[Page 147, line 6] Georgia Islands South Georgia and the smaller Bird Island to the west, now with its former fur seal population nearly restored, are in the South Atlantic, 54°30’ S 36°0’ W.

[Page 147, line 7] South Orkneys Islands in the Southern Ocean, 60°30’ S 45°0’ W.

[Page 147, line 7] Emerald Island A mystery. Discovered south of Macquarie Island in the Southern Ocean by Captain Nockell in 1821, and named after his vessel The Emerald. In 1890 a Port Chalmers sea captain reported that he had once seen Emerald Island, and tried to make a landing on it. He depicted it as a small island, very rugged and rocky, with no safe place to make a landing. Since than the Antarctic explorers Amundsen, Scott, Shackleton, and Wilkes, have attempted but failed to find it, and HMNZS Pukali could not locate it in 1949. If it ever existed, could seismic activity have caused it to disappear ?

[Page 147, line 7] Little Nightingale Island Nightingale, one of the Tristan da Cunha group in the South Atlantic, 37°26’ S 12°29’ W. The author probably intended to write ‘little’, and this error persisted into the Sussex Edition.

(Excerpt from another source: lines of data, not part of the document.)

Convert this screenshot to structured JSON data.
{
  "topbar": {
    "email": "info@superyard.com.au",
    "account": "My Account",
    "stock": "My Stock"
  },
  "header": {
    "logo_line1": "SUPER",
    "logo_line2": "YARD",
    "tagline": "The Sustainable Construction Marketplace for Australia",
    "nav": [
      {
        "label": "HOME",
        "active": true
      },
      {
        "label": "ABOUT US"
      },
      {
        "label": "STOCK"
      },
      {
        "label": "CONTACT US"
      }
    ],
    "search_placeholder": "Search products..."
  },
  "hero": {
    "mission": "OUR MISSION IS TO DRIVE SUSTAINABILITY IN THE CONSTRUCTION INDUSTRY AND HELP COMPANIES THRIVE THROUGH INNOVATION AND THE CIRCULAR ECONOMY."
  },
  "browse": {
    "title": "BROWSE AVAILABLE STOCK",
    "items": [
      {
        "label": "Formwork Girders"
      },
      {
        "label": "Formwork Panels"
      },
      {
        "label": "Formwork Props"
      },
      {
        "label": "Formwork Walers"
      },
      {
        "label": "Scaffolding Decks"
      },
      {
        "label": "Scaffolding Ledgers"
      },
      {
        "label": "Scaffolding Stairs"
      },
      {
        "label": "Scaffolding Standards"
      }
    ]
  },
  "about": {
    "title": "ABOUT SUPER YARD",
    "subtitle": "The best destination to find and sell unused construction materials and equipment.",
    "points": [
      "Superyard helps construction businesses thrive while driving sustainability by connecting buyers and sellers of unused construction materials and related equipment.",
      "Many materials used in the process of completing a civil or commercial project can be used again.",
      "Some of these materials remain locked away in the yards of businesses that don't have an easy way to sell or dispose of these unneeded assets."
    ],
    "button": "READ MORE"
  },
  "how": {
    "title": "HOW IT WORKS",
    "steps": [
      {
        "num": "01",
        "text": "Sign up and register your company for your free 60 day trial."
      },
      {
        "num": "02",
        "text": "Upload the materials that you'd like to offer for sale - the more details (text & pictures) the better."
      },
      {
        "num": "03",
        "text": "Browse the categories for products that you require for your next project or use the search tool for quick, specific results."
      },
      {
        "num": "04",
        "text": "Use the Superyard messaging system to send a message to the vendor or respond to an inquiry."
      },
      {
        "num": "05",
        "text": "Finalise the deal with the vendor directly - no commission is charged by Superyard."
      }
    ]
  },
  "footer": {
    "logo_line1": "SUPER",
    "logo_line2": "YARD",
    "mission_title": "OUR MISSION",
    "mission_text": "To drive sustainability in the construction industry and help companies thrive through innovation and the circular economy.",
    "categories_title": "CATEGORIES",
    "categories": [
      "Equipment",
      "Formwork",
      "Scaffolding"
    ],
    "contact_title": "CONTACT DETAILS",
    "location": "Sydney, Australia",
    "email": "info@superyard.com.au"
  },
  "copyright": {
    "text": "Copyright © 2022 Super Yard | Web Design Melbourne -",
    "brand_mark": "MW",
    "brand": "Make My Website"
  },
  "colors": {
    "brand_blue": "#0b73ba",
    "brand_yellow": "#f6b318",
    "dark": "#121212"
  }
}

[Page 147, line 8] Gough’s Island Should be Gough Island, considered part of the Tristan da Cunha archipelago, at 40°20’ S 10°00’ W.

[Page 147, line 8] Bouvet’s Island Should be Bouvet Island, in the South Atlantic Ocean, at 54°26’ S 3°24’ E.

[Page 147, line 9] The Crossets the Crozet islands in the Southern Indian Ocean, the main island being Possession Island, at 46°24’ S 51°46’ E.

[Page 147, line 15] Cape Corrientes On the Argentine coast at Mar del Plata, 38°01’ S 57°31’ W.

[Page 147, line 29] Masafuera Mas-a-Fuera Island, one of the Juan Fernandez group (see the note above on page 136, line 25), in the Pacific Ocean, 32°20’ S 80°40’ W. Renamed Isla Alejandro Selkirk by the Chilean goverment in 1966, to commemorate the time spent on the island by Alexander Selkirk, the original of the castaway in Daniel Defoe’s novel Robinson Crusoe.

[Page 149, line 3] Copper Island with Bering Island, this forms the group known as the Commander Islands, at 57°0’ N 170°0’ E. See the note above on page 128, line 8.

[Page 149, line 11] Great Combers of Magellan curling waves, breaking at the top, encountered by seamen rounding Cape Horn. The Strait of Magellan lies between the southernmost mainland of South America, and the island of Tierra del Fuego; it was named after the explorer Ferdinand Magellan (1520).

[Page 149, line 27] Frog-Footmen from Alice’s Adventures in Wonderland by Lewis Carroll (Charles Dodgson), chapter VI. He and a Fish-Footman bow to each other until their wigs are entangled.

[Page 150, line 2] bushel of seaweed The ‘Sea-Cows’ were herbivorous. The bushel was a measure of volume (8 gallons, or 36 litres) used in Britain within living memory for measuring grain, fruit etc.

[Page 150, line 20] Sea Cow See the note on page 144, line 22 above.

[Page 152, line 8] ‘My Wig !’ A male seal has a substantial ‘mane’ or ‘wig’. But the cockney Mr Jorrocks, in the novels of Robert Surtees, well known to Kipling, was in the habit of exclaiming ‘Dash my Wig !’ despite the fact that he lived long after wigs went out of fashion in England.

[Page 156, line 3] Northern Lights the colloquial name of the Aurora Borealis, an electrical phenomenon causing spectacular light displays in Northern latitudes.

[Pages 158-159] “Lukannon” Six four-line verses with three lines of explanation above. In the First English Edition of The Jungle Book the explanation was only:

This is a sort of sad seal national Anthem’

It is collected in Songs from Books as “Song of the Breeding Seal. Aleutian Islands”. The island in the story was actually one of the Pribilof Islands.

[Page 159, line 4] Salthouse See the note above on p. 129, line 5.

[Page 159, line 7] Gooverooshka See the note on page 144, lines 10-12.

[F. A. U.]

©F A Underwood 2007 All rights reserved